Retype the entries in full, exactly.

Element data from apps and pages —

□ □ □ □

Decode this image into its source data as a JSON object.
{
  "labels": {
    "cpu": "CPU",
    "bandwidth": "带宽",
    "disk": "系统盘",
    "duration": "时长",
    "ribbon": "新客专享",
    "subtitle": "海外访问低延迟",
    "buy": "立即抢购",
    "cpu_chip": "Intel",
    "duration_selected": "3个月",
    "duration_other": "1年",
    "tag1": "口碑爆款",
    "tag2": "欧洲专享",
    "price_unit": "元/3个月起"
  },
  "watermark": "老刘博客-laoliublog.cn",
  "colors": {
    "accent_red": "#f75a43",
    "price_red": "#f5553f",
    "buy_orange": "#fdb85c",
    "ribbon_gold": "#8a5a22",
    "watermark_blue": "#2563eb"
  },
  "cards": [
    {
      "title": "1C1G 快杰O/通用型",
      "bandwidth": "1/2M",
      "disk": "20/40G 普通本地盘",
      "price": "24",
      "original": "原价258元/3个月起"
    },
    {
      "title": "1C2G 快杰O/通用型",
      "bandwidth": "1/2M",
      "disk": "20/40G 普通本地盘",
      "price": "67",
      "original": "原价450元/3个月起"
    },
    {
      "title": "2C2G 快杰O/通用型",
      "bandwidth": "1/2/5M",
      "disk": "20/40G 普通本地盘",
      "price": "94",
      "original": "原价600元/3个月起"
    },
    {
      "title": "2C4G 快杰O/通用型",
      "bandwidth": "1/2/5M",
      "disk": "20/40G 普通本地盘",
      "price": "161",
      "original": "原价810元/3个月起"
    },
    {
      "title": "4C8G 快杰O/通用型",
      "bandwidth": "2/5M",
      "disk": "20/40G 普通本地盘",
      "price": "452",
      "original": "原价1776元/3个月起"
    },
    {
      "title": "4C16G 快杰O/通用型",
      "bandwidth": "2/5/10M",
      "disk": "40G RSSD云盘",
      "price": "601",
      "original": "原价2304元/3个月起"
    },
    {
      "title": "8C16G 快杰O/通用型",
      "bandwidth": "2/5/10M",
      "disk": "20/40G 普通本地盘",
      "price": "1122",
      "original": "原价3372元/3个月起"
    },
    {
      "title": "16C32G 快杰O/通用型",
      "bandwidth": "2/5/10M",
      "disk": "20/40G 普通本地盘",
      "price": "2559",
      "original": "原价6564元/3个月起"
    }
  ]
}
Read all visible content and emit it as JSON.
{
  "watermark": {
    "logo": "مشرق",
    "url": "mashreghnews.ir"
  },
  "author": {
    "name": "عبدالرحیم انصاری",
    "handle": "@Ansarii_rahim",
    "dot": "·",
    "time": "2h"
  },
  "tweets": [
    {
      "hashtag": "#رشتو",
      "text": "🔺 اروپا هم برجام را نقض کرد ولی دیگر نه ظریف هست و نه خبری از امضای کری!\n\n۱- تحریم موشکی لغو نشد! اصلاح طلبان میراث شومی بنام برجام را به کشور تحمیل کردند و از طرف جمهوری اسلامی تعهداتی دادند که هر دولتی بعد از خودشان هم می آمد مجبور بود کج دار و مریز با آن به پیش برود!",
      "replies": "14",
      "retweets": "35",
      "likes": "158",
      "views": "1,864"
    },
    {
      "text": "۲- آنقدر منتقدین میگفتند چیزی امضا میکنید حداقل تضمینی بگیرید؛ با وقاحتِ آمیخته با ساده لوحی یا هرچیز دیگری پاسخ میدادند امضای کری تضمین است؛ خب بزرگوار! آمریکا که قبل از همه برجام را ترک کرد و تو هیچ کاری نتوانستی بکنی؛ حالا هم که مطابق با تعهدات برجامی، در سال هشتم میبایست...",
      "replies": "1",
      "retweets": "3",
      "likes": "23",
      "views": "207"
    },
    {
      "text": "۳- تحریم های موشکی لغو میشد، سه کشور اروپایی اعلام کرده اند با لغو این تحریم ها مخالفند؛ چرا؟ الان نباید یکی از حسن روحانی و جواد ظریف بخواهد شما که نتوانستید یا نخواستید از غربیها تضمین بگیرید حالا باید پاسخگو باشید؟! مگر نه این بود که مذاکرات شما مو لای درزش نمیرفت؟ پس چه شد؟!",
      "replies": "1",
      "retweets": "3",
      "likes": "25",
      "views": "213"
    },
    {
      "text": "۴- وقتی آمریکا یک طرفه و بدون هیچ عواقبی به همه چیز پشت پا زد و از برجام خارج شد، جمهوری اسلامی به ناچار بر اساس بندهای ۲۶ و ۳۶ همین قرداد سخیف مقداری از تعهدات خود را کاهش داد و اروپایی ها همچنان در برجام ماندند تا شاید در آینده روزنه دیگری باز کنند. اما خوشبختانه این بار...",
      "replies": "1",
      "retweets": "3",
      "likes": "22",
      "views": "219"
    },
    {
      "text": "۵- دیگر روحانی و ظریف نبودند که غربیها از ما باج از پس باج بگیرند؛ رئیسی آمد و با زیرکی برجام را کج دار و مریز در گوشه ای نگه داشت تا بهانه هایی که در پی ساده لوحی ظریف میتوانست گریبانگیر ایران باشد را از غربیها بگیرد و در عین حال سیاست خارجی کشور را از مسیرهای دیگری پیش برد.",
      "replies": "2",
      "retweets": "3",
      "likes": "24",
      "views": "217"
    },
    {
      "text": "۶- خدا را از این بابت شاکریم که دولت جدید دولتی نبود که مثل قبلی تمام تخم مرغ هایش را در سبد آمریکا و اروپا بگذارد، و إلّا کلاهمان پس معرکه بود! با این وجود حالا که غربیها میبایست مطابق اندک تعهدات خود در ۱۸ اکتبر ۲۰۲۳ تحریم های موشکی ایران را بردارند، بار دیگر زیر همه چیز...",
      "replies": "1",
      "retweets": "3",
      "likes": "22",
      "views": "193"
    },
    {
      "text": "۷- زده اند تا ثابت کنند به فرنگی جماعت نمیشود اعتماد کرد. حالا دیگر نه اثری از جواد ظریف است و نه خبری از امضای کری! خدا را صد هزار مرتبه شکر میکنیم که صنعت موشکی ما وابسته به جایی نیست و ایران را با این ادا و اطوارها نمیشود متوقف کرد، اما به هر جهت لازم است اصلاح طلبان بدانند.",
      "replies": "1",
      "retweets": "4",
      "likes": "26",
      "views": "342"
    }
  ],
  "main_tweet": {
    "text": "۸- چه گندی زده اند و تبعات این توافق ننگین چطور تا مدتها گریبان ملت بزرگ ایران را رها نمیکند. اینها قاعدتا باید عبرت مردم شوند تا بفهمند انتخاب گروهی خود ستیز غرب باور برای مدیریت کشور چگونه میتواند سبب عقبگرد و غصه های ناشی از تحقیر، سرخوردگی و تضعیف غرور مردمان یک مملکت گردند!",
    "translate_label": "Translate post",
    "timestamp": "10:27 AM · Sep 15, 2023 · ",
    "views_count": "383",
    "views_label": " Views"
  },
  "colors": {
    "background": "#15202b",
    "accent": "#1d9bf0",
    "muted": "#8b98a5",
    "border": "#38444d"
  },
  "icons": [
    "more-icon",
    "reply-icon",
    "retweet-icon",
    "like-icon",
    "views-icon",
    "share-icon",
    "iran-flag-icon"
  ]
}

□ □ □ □

Output of the exercise —
Decode this image into its source data as a JSON object.
{
  "labels": {
    "cpu": "CPU",
    "bandwidth": "带宽",
    "disk": "系统盘",
    "duration": "时长",
    "ribbon": "新客专享",
    "subtitle": "海外访问低延迟",
    "buy": "立即抢购",
    "cpu_chip": "Intel",
    "duration_selected": "3个月",
    "duration_other": "1年",
    "tag1": "口碑爆款",
    "tag2": "欧洲专享",
    "price_unit": "元/3个月起"
  },
  "watermark": "老刘博客-laoliublog.cn",
  "colors": {
    "accent_red": "#f75a43",
    "price_red": "#f5553f",
    "buy_orange": "#fdb85c",
    "ribbon_gold": "#8a5a22",
    "watermark_blue": "#2563eb"
  },
  "cards": [
    {
      "title": "1C1G 快杰O/通用型",
      "bandwidth": "1/2M",
      "disk": "20/40G 普通本地盘",
      "price": "24",
      "original": "原价258元/3个月起"
    },
    {
      "title": "1C2G 快杰O/通用型",
      "bandwidth": "1/2M",
      "disk": "20/40G 普通本地盘",
      "price": "67",
      "original": "原价450元/3个月起"
    },
    {
      "title": "2C2G 快杰O/通用型",
      "bandwidth": "1/2/5M",
      "disk": "20/40G 普通本地盘",
      "price": "94",
      "original": "原价600元/3个月起"
    },
    {
      "title": "2C4G 快杰O/通用型",
      "bandwidth": "1/2/5M",
      "disk": "20/40G 普通本地盘",
      "price": "161",
      "original": "原价810元/3个月起"
    },
    {
      "title": "4C8G 快杰O/通用型",
      "bandwidth": "2/5M",
      "disk": "20/40G 普通本地盘",
      "price": "452",
      "original": "原价1776元/3个月起"
    },
    {
      "title": "4C16G 快杰O/通用型",
      "bandwidth": "2/5/10M",
      "disk": "40G RSSD云盘",
      "price": "601",
      "original": "原价2304元/3个月起"
    },
    {
      "title": "8C16G 快杰O/通用型",
      "bandwidth": "2/5/10M",
      "disk": "20/40G 普通本地盘",
      "price": "1122",
      "original": "原价3372元/3个月起"
    },
    {
      "title": "16C32G 快杰O/通用型",
      "bandwidth": "2/5/10M",
      "disk": "20/40G 普通本地盘",
      "price": "2559",
      "original": "原价6564元/3个月起"
    }
  ]
}
Read all visible content and emit it as JSON.
{
  "watermark": {
    "logo": "مشرق",
    "url": "mashreghnews.ir"
  },
  "author": {
    "name": "عبدالرحیم انصاری",
    "handle": "@Ansarii_rahim",
    "dot": "·",
    "time": "2h"
  },
  "tweets": [
    {
      "hashtag": "#رشتو",
      "text": "🔺 اروپا هم برجام را نقض کرد ولی دیگر نه ظریف هست و نه خبری از امضای کری!\n\n۱- تحریم موشکی لغو نشد! اصلاح طلبان میراث شومی بنام برجام را به کشور تحمیل کردند و از طرف جمهوری اسلامی تعهداتی دادند که هر دولتی بعد از خودشان هم می آمد مجبور بود کج دار و مریز با آن به پیش برود!",
      "replies": "14",
      "retweets": "35",
      "likes": "158",
      "views": "1,864"
    },
    {
      "text": "۲- آنقدر منتقدین میگفتند چیزی امضا میکنید حداقل تضمینی بگیرید؛ با وقاحتِ آمیخته با ساده لوحی یا هرچیز دیگری پاسخ میدادند امضای کری تضمین است؛ خب بزرگوار! آمریکا که قبل از همه برجام را ترک کرد و تو هیچ کاری نتوانستی بکنی؛ حالا هم که مطابق با تعهدات برجامی، در سال هشتم میبایست...",
      "replies": "1",
      "retweets": "3",
      "likes": "23",
      "views": "207"
    },
    {
      "text": "۳- تحریم های موشکی لغو میشد، سه کشور اروپایی اعلام کرده اند با لغو این تحریم ها مخالفند؛ چرا؟ الان نباید یکی از حسن روحانی و جواد ظریف بخواهد شما که نتوانستید یا نخواستید از غربیها تضمین بگیرید حالا باید پاسخگو باشید؟! مگر نه این بود که مذاکرات شما مو لای درزش نمیرفت؟ پس چه شد؟!",
      "replies": "1",
      "retweets": "3",
      "likes": "25",
      "views": "213"
    },
    {
      "text": "۴- وقتی آمریکا یک طرفه و بدون هیچ عواقبی به همه چیز پشت پا زد و از برجام خارج شد، جمهوری اسلامی به ناچار بر اساس بندهای ۲۶ و ۳۶ همین قرداد سخیف مقداری از تعهدات خود را کاهش داد و اروپایی ها همچنان در برجام ماندند تا شاید در آینده روزنه دیگری باز کنند. اما خوشبختانه این بار...",
      "replies": "1",
      "retweets": "3",
      "likes": "22",
      "views": "219"
    },
    {
      "text": "۵- دیگر روحانی و ظریف نبودند که غربیها از ما باج از پس باج بگیرند؛ رئیسی آمد و با زیرکی برجام را کج دار و مریز در گوشه ای نگه داشت تا بهانه هایی که در پی ساده لوحی ظریف میتوانست گریبانگیر ایران باشد را از غربیها بگیرد و در عین حال سیاست خارجی کشور را از مسیرهای دیگری پیش برد.",
      "replies": "2",
      "retweets": "3",
      "likes": "24",
      "views": "217"
    },
    {
      "text": "۶- خدا را از این بابت شاکریم که دولت جدید دولتی نبود که مثل قبلی تمام تخم مرغ هایش را در سبد آمریکا و اروپا بگذارد، و إلّا کلاهمان پس معرکه بود! با این وجود حالا که غربیها میبایست مطابق اندک تعهدات خود در ۱۸ اکتبر ۲۰۲۳ تحریم های موشکی ایران را بردارند، بار دیگر زیر همه چیز...",
      "replies": "1",
      "retweets": "3",
      "likes": "22",
      "views": "193"
    },
    {
      "text": "۷- زده اند تا ثابت کنند به فرنگی جماعت نمیشود اعتماد کرد. حالا دیگر نه اثری از جواد ظریف است و نه خبری از امضای کری! خدا را صد هزار مرتبه شکر میکنیم که صنعت موشکی ما وابسته به جایی نیست و ایران را با این ادا و اطوارها نمیشود متوقف کرد، اما به هر جهت لازم است اصلاح طلبان بدانند.",
      "replies": "1",
      "retweets": "4",
      "likes": "26",
      "views": "342"
    }
  ],
  "main_tweet": {
    "text": "۸- چه گندی زده اند و تبعات این توافق ننگین چطور تا مدتها گریبان ملت بزرگ ایران را رها نمیکند. اینها قاعدتا باید عبرت مردم شوند تا بفهمند انتخاب گروهی خود ستیز غرب باور برای مدیریت کشور چگونه میتواند سبب عقبگرد و غصه های ناشی از تحقیر، سرخوردگی و تضعیف غرور مردمان یک مملکت گردند!",
    "translate_label": "Translate post",
    "timestamp": "10:27 AM · Sep 15, 2023 · ",
    "views_count": "383",
    "views_label": " Views"
  },
  "colors": {
    "background": "#15202b",
    "accent": "#1d9bf0",
    "muted": "#8b98a5",
    "border": "#38444d"
  },
  "icons": [
    "more-icon",
    "reply-icon",
    "retweet-icon",
    "like-icon",
    "views-icon",
    "share-icon",
    "iran-flag-icon"
  ]
}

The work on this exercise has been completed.